Check each line of the entries below for the word "from", and copy the lines that have it.

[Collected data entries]
--
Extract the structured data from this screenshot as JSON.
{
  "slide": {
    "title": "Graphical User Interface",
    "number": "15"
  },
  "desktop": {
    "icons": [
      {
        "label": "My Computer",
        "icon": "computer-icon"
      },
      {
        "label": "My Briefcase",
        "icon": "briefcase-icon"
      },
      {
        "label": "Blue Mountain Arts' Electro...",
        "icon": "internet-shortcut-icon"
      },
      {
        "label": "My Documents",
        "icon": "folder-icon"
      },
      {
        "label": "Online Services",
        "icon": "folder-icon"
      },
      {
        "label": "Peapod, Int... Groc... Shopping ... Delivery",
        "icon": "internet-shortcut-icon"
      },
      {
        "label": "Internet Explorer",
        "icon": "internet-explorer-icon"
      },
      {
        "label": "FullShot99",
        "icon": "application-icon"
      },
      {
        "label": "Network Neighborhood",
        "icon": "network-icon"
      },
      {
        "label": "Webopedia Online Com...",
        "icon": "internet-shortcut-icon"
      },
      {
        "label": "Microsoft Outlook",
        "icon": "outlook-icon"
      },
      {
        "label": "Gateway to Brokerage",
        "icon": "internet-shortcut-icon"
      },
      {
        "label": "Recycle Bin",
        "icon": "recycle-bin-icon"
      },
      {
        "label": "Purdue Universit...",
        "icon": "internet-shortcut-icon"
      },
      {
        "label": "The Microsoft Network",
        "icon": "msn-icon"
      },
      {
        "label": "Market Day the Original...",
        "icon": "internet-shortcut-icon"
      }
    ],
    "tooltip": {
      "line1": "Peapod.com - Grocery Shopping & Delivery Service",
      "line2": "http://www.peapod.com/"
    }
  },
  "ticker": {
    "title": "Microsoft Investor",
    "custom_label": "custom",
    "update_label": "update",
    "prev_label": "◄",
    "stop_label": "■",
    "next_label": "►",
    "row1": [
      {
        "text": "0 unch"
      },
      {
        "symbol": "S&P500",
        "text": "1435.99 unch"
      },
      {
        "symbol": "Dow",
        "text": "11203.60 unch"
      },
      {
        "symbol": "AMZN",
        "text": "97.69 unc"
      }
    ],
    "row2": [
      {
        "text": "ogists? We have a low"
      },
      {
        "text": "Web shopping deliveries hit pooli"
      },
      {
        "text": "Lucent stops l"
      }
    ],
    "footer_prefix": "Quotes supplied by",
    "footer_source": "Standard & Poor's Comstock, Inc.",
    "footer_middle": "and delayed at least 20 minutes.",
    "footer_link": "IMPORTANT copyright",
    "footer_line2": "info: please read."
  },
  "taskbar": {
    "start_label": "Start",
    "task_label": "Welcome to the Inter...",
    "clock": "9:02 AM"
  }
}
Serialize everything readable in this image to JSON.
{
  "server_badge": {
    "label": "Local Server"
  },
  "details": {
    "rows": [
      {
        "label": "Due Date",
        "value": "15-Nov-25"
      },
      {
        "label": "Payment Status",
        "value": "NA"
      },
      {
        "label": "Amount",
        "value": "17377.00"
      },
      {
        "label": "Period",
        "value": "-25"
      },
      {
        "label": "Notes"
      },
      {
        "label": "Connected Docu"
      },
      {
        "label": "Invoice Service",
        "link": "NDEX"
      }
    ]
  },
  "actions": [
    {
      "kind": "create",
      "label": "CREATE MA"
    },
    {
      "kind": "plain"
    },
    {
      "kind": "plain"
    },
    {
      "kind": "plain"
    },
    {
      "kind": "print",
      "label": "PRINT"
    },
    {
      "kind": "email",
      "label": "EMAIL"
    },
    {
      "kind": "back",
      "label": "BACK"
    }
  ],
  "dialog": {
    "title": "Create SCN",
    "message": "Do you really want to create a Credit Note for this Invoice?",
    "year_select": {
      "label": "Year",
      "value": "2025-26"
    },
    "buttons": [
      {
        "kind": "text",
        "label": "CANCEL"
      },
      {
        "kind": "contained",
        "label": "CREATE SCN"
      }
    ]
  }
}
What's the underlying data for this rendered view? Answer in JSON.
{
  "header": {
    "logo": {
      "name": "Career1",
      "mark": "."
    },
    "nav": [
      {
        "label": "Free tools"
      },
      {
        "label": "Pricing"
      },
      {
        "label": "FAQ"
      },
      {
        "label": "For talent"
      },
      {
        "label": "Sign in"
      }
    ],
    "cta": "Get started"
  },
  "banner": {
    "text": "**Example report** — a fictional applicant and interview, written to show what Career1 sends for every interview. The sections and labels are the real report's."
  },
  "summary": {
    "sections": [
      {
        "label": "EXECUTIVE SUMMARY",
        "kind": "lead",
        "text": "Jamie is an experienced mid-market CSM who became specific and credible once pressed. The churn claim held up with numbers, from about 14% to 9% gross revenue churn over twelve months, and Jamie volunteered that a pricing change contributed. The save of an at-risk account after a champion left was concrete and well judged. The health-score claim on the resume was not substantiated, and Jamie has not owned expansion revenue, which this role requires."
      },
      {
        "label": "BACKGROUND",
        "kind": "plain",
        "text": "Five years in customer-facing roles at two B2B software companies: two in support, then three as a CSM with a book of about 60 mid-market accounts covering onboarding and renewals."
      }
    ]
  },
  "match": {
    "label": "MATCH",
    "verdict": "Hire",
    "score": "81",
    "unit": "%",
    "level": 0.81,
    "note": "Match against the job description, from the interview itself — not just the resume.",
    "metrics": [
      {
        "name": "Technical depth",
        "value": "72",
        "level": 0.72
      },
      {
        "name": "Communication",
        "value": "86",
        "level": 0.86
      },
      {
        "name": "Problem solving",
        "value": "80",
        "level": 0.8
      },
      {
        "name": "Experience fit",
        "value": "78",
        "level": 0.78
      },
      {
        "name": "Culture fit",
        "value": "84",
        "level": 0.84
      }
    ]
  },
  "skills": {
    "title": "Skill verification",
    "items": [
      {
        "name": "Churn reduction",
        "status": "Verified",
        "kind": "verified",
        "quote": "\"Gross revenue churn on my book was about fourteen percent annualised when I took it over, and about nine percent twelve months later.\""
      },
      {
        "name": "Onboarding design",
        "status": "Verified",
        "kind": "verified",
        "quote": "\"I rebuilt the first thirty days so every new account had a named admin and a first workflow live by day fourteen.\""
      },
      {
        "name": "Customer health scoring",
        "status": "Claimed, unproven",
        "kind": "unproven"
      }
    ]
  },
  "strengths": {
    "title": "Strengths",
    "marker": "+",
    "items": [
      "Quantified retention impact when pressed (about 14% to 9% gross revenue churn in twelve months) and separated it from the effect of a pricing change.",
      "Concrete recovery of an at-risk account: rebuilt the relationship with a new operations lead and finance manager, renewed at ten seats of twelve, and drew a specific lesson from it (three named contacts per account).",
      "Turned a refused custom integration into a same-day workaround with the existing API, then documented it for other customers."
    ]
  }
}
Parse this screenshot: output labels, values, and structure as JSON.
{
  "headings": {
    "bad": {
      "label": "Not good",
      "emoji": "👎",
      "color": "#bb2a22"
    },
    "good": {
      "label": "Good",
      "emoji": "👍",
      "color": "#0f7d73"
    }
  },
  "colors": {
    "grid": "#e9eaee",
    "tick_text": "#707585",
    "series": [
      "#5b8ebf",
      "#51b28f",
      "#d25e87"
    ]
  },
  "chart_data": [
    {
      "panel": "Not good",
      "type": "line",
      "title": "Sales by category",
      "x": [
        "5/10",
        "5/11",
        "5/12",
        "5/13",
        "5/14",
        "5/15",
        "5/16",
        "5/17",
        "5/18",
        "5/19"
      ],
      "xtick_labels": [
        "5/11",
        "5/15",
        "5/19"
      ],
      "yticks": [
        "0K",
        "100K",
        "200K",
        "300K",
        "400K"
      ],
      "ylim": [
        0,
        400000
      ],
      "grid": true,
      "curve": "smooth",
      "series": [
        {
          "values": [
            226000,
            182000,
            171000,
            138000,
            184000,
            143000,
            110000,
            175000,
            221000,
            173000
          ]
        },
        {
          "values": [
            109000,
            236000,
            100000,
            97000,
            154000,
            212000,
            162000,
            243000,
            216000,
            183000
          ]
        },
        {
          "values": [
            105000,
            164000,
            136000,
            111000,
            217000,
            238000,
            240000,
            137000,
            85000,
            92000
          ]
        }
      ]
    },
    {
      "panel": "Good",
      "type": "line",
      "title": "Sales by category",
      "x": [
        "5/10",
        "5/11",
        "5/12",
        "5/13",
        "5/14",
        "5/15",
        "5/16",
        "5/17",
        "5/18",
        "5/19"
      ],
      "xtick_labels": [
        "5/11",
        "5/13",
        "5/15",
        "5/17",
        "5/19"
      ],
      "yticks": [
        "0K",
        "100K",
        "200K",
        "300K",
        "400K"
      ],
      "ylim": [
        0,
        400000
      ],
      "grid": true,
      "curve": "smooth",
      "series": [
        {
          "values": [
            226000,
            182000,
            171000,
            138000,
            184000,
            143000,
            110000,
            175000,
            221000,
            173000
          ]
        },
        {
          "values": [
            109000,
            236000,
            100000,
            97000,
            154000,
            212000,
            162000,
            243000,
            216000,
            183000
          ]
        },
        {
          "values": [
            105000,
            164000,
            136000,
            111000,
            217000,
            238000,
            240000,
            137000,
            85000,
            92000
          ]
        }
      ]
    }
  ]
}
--
RESPONSE TO THE TASK:
Extract the structured data from this screenshot as JSON.
        "text": "Jamie is an experienced mid-market CSM who became specific and credible once pressed. The churn claim held up with numbers, from about 14% to 9% gross revenue churn over twelve months, and Jamie volunteered that a pricing change contributed. The save of an at-risk account after a champion left was concrete and well judged. The health-score claim on the resume was not substantiated, and Jamie has not owned expansion revenue, which this role requires."
    "note": "Match against the job description, from the interview itself — not just the resume.",
      "Quantified retention impact when pressed (about 14% to 9% gross revenue churn in twelve months) and separated it from the effect of a pricing change.",
      "Concrete recovery of an at-risk account: rebuilt the relationship with a new operations lead and finance manager, renewed at ten seats of twelve, and drew a specific lesson from it (three named contacts per account).",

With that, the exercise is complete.